Striped shells from Studland

Scroll down to content

Striped seashells on a plate

Pictures of some seashells in a dish on my windowsill. I picked them up on the strandline at Studland Bay when I last visited because I liked the striped patterns. I think the concentric darker bands reflect the slower winter growth of the living mollusc while buried in deeper, mainly oxygen-poor, sediments offshore. This is where anaerobic bacteria thrive and their sulphur-rich waste products stain objects black.

Hayward (1994) says of this deeper sandy layer:

Below the boundary the black sand is essentially anoxic; free oxygen is totally absent, and the microfauna must survive through anaerobic processes. Bacteria still thrive but in the absence of oxygen use fermentation, or other chemosynthetic processes, to break down organic compounds. Many bacteria reduce sulphate, nitrate or carbonate ions to produce hydrogen sulphide. ammonia or methane, which give black sand the same unpleasant smell as sticky estuarine muds. The hydrogen sulphide reacts with iron in the sand to give black iron sulphides; as these are gradually carried to the surface by burrowing animals they are oxidised to ferric oxide, which imparts the yellow colour characteristic of the upper layers.

REFERENCE

Hayward, Peter J. (1994) Animals of sandy shores, Naturalists’ Handbooks 21, Richmond Publishing, page 10, ISBN 0 85546 293 0

A heap of striped bivalve shells

Close-up of striped seashells from Studland

COPYRIGHT JESSICA WINDER 2014

All Rights Reserved

7 Replies to “Striped shells from Studland”

Leave a Reply

Fill in your details below or click an icon to log in:

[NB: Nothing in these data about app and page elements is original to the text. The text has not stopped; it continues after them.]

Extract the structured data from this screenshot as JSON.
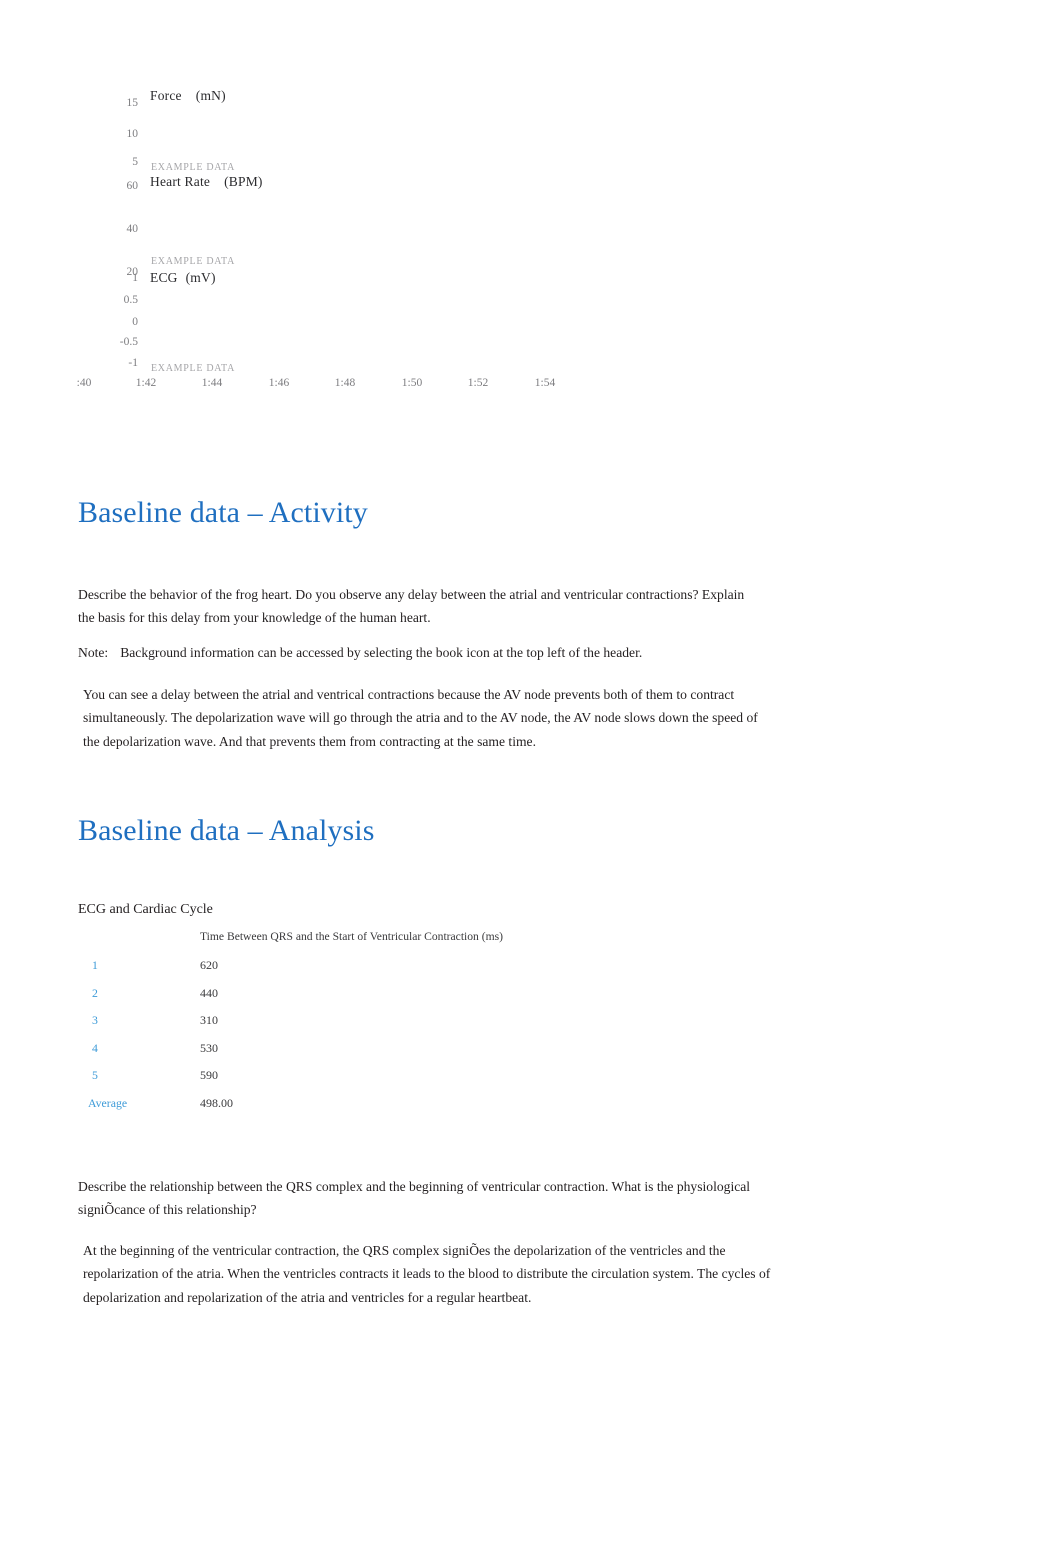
{
  "chart_data": {
    "type": "line",
    "title": "",
    "panels": [
      {
        "name": "force",
        "series_label": "Force",
        "unit": "(mN)",
        "watermark": "EXAMPLE DATA",
        "ylabel": "Force (mN)",
        "yticks": [
          "15",
          "10",
          "5"
        ],
        "ylim": [
          0,
          17
        ]
      },
      {
        "name": "heart-rate",
        "series_label": "Heart Rate",
        "unit": "(BPM)",
        "watermark": "EXAMPLE DATA",
        "ylabel": "Heart Rate (BPM)",
        "yticks": [
          "60",
          "40",
          "20"
        ],
        "ylim": [
          10,
          70
        ]
      },
      {
        "name": "ecg",
        "series_label": "ECG",
        "unit": "(mV)",
        "watermark": "EXAMPLE DATA",
        "ylabel": "ECG (mV)",
        "yticks": [
          "1",
          "0.5",
          "0",
          "-0.5",
          "-1"
        ],
        "ylim": [
          -1,
          1
        ]
      }
    ],
    "xlabel": "",
    "xticks": [
      ":40",
      "1:42",
      "1:44",
      "1:46",
      "1:48",
      "1:50",
      "1:52",
      "1:54"
    ],
    "grid": false,
    "legend": "none"
  },
  "sections": {
    "activity": {
      "heading": "Baseline data – Activity",
      "question": "Describe the behavior of the frog heart. Do you observe any delay between the atrial and ventricular contractions? Explain the basis for this delay from your knowledge of the human heart.",
      "note_label": "Note:",
      "note_text": "Background information can be accessed by selecting the book icon at the top left of the header.",
      "answer": "You can see a delay between the atrial and ventrical contractions because the AV node prevents both of them to contract simultaneously. The depolarization wave will go through the atria and to the AV node, the AV node slows down the speed of the depolarization wave. And that prevents them from contracting at the same time."
    },
    "analysis": {
      "heading": "Baseline data – Analysis",
      "subheading": "ECG and Cardiac Cycle",
      "table": {
        "row_header": "",
        "column_header": "Time Between QRS and the Start of Ventricular Contraction (ms)",
        "rows": [
          {
            "label": "1",
            "value": "620"
          },
          {
            "label": "2",
            "value": "440"
          },
          {
            "label": "3",
            "value": "310"
          },
          {
            "label": "4",
            "value": "530"
          },
          {
            "label": "5",
            "value": "590"
          }
        ],
        "average_label": "Average",
        "average_value": "498.00"
      },
      "question": "Describe the relationship between the QRS complex and the beginning of ventricular contraction. What is the physiological signiÕcance of this relationship?",
      "answer": "At the beginning of the ventricular contraction, the QRS complex signiÕes the depolarization of the ventricles and the repolarization of the atria. When the ventricles contracts it leads to the blood to distribute the circulation system. The cycles of depolarization and repolarization of the atria and ventricles for a regular heartbeat."
    }
  },
  "colors": {
    "heading_blue": "#1f6fc0",
    "table_label_blue": "#3e9bd8",
    "axis_gray": "#7d7d80",
    "watermark_gray": "#a5a5a8",
    "body_text": "#231f20"
  }
}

WordPress.com Logo

You are commenting using your WordPress.com account. Log Out /  Change )

Google photo

You are commenting using your Google account. Log Out /  Change )

Twitter picture

You are commenting using your Twitter account. Log Out /  Change )

Facebook photo

You are commenting using your Facebook account. Log Out /  Change )

Connecting to %s

This site uses Akismet to reduce spam. Learn how your comment data is processed.

%d bloggers like this: